Walking to the North Pole

Above, a cloudless sapphire sky seemed to stretch endlessly over the space at the top of the world.

April is the time to travel to the North Pole. In April, there’s no sunrise or sunset and the ice is thick enough for a Twin Otter plane (equipped with skis) to land.

Many have flown over the North Pole, approached it by icebreaker or passed under it by submarine, but I flew with six travelers and two pilots to this isolated region with the intention of hiking from our plane and setting foot on the Pole. This was April 1991 and I was 72.

We started from Ellesmere Island, stopped at the magnetic North Pole, then continued on toward 90° North. From the air, our pilots saw rough spots that could indicate thin ice. They landed us as close as they safely could where the snow was fairly smooth — about a quarter mile from our goal.

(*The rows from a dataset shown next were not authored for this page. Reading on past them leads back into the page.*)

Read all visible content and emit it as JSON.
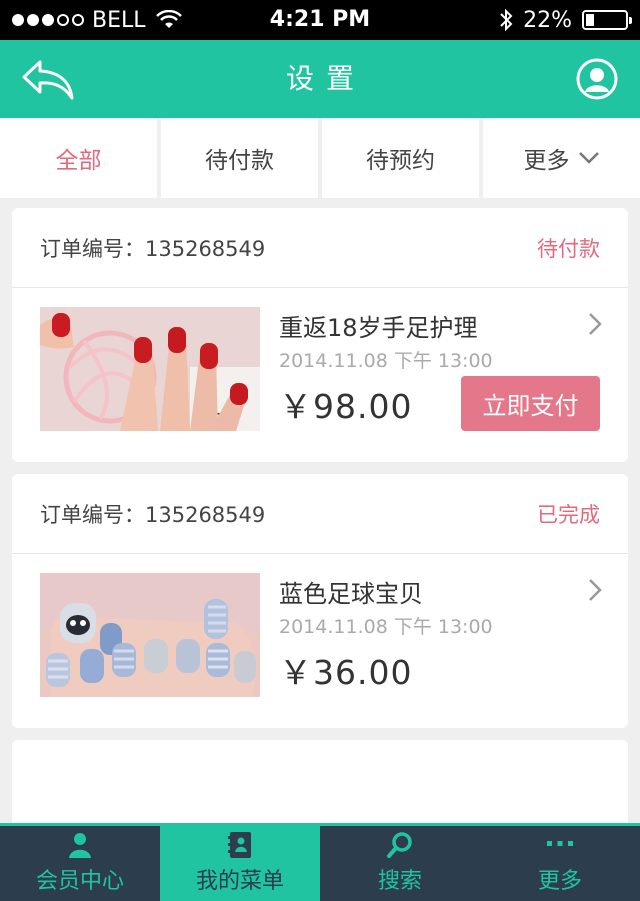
{
  "status_bar": {
    "carrier": "BELL",
    "time": "4:21 PM",
    "battery_text": "22%",
    "battery_level": 0.22,
    "signal_bars_filled": 3,
    "signal_bars_total": 5
  },
  "nav": {
    "title": "设置",
    "back_icon": "back-arrow-icon",
    "user_icon": "user-icon"
  },
  "tabs": [
    {
      "label": "全部",
      "active": true
    },
    {
      "label": "待付款",
      "active": false
    },
    {
      "label": "待预约",
      "active": false
    },
    {
      "label": "更多",
      "active": false,
      "icon": "chevron-down-icon"
    }
  ],
  "orders": [
    {
      "order_label": "订单编号：135268549",
      "status": "待付款",
      "product_name": "重返18岁手足护理",
      "datetime": "2014.11.08  下午 13:00",
      "price": "￥98.00",
      "action_label": "立即支付"
    },
    {
      "order_label": "订单编号：135268549",
      "status": "已完成",
      "product_name": "蓝色足球宝贝",
      "datetime": "2014.11.08  下午 13:00",
      "price": "￥36.00"
    }
  ],
  "tabbar": [
    {
      "label": "会员中心",
      "icon": "user-icon",
      "active": false
    },
    {
      "label": "我的菜单",
      "icon": "notebook-icon",
      "active": true
    },
    {
      "label": "搜索",
      "icon": "search-icon",
      "active": false
    },
    {
      "label": "更多",
      "icon": "more-dots-icon",
      "active": false
    }
  ],
  "colors": {
    "brand": "#20c4a1",
    "accent": "#e4697e",
    "tabbar_bg": "#2c3d4d",
    "pay_button": "#e4788a"
  }
}
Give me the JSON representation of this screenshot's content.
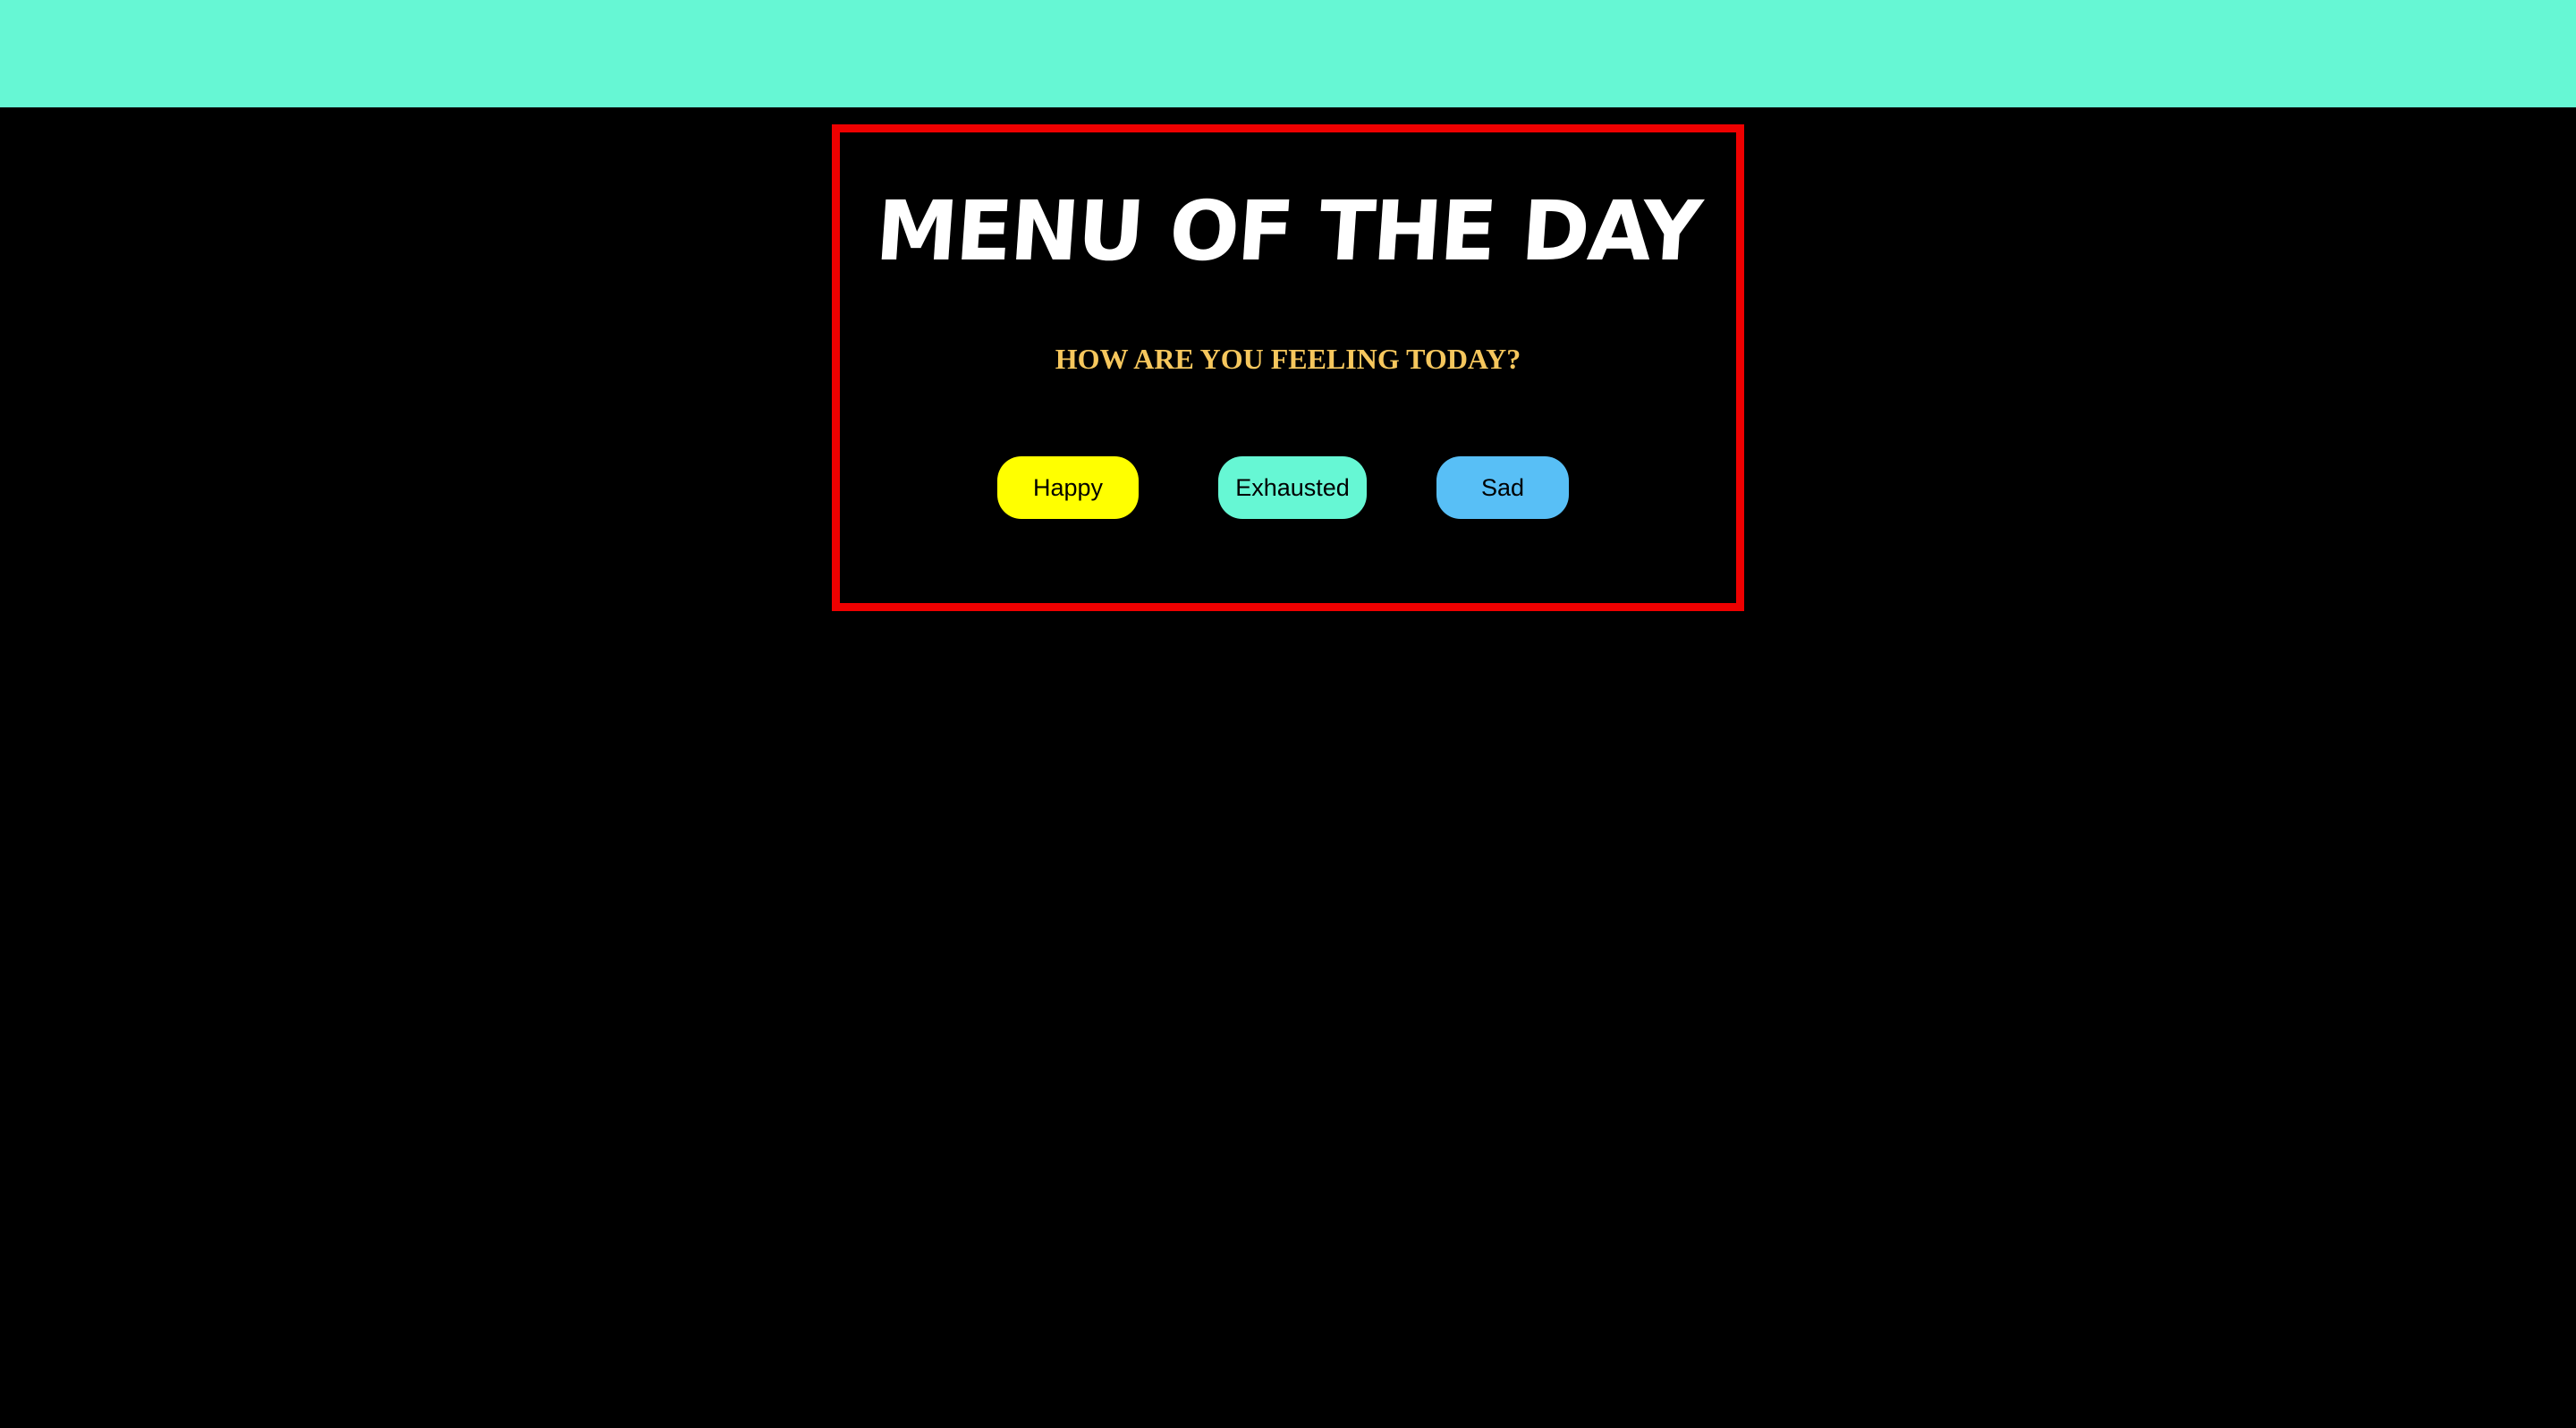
{
  "colors": {
    "top_bar": "#66f7d4",
    "background": "#000000",
    "panel_border": "#ee0000",
    "title": "#ffffff",
    "question": "#f6c75d",
    "happy": "#ffff00",
    "exhausted": "#66f7d4",
    "sad": "#58bff6"
  },
  "menu": {
    "title": "MENU OF THE DAY",
    "question": "HOW ARE YOU FEELING TODAY?",
    "buttons": [
      {
        "label": "Happy"
      },
      {
        "label": "Exhausted"
      },
      {
        "label": "Sad"
      }
    ]
  }
}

“That way north!” the pilots pointed. They stayed with the plane, its engine running, as six of us tramped a circuitous route in the whipping wind and -68˚F temperature, avoiding icy leads and sometimes sinking up to our knees in the snow. My face mask froze to my cheek.

I marveled at the expanse of pristine whiteness underfoot and wondered how long it had been since other humans had floundered through it.

When we thought we had trudged far enough to reach the actual pole, I stood at the top of the world, immersed in beauty, and silently thanked its Maker.


Winchester, MA

Celia Puffer traveled with Arctic Odysseys [Seattle, WA; 800/574-3021, 206/325-1977, www. arcticodysseys.com]. In April 2007, the 5-day/4-night “North Pole Ultimate Adventure Flight” trip costs $12,995 from Longyearbyen, Norway.